Much of the commentary on the gatt round is cast in terms of calculations of the losses incurred by the Western information industries as a result of ‘piracy’ and ‘theft’;footnote6 but these calculations rarely attempt to get to grips with the conflict of definitions of what should count as ‘property’ in the first place—should patents run for five years or for twenty? Should pharmaceutical products be subject to special conditions such as local licensing? Their bland assurances that subscription to an international intellectual-property regime will in the long term bring about technology transfer and thus a decreased dependency of the ‘developing’ on the ‘developed’ nationsfootnote7 ring hollow in the light of the way the gatt regime has ‘neatly and disturbingly divided developed countries, who are major net exporters of intellectual-property rights, from the ldcs which are net importers’.footnote8 There is no ‘accumulation of knowledge capital’ when access to that capital is carefully controlled by monopoly rents.
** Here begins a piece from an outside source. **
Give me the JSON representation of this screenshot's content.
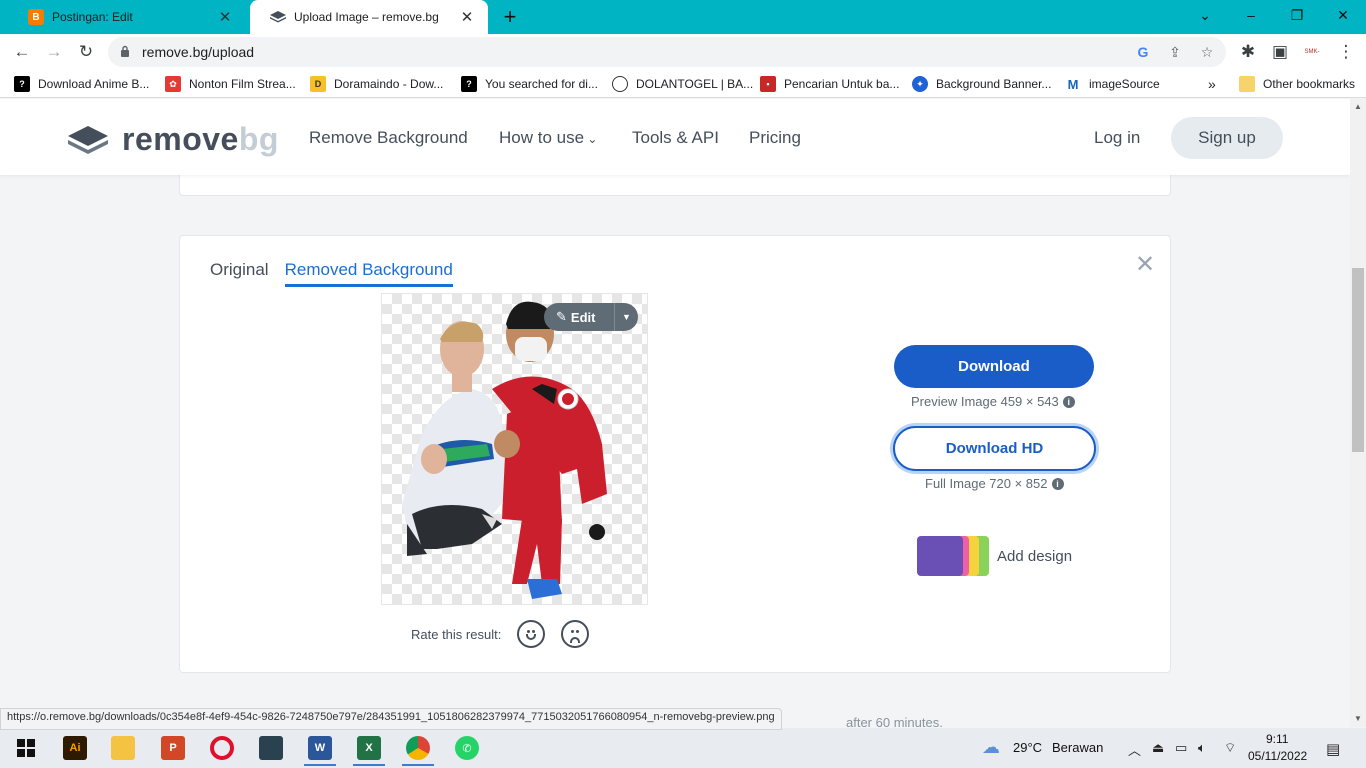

One of the main objectives of the Uruguay Round of the gatt was the extension of patent enforcement to certain key industries such as pharmaceuticals and agrochemicals which in many countries were exempt from patent protection.footnote9 These are industries whose products—medicine and food—embody in a particularly direct manner the issue of a conflict between ‘social’ and ‘private’ interests. Indira Gandhi put the différend starkly when she told the World Health Assembly in1982: ‘The idea of a better-ordered world is one in which medical discoveries will be free of patents and there will be no profiteering from life and death’.footnote10 Now, such an argument is vulnerable to attack within a framework in which research and development are primarily funded by private, profit-oriented investment. In such a context, the argument mistakes a commodity for a gift, and the consequences of this mistake are ethically dubious. But this is of course by no means the only thinkable framework. If knowledge and the information component of its products are conceived as public rather than private goods, then there are at least two possible alternatives: the direct sponsorship of knowledge production by government, for public use and by means of a subsidy from the taxation system; or public subsidy for the private production of knowledge, again for public use. Historically, as Carlos Braga argues, these alternative frameworks have been propounded in international forumsfootnote11 by Third World bureaucracies, whose attitudes ‘reflect the predominance of a scientific ethos which has at its basis the norm of complete disclosure. This “culture”. . .is hostile to the view of knowledge as a private capital good that is the foundation of the so-called mature intellectual-property systems of the industrialized economies’.footnote12
It is perhaps in this broad sense, and with a full recognition that this gift is in no way ‘free’, since it must be subsidized by the state, that the opposition between gift and commodity may become clearer. The condition for this move, however, is the ‘norm of complete disclosure’ which was the historical condition of possibility for scientific thought to break with a culture and a politics of the secret,footnote13 and which retains its power as a challenge to the increasingly pervasive ethos of private appropriation and control both of scientific and of ‘cultural’ knowledges.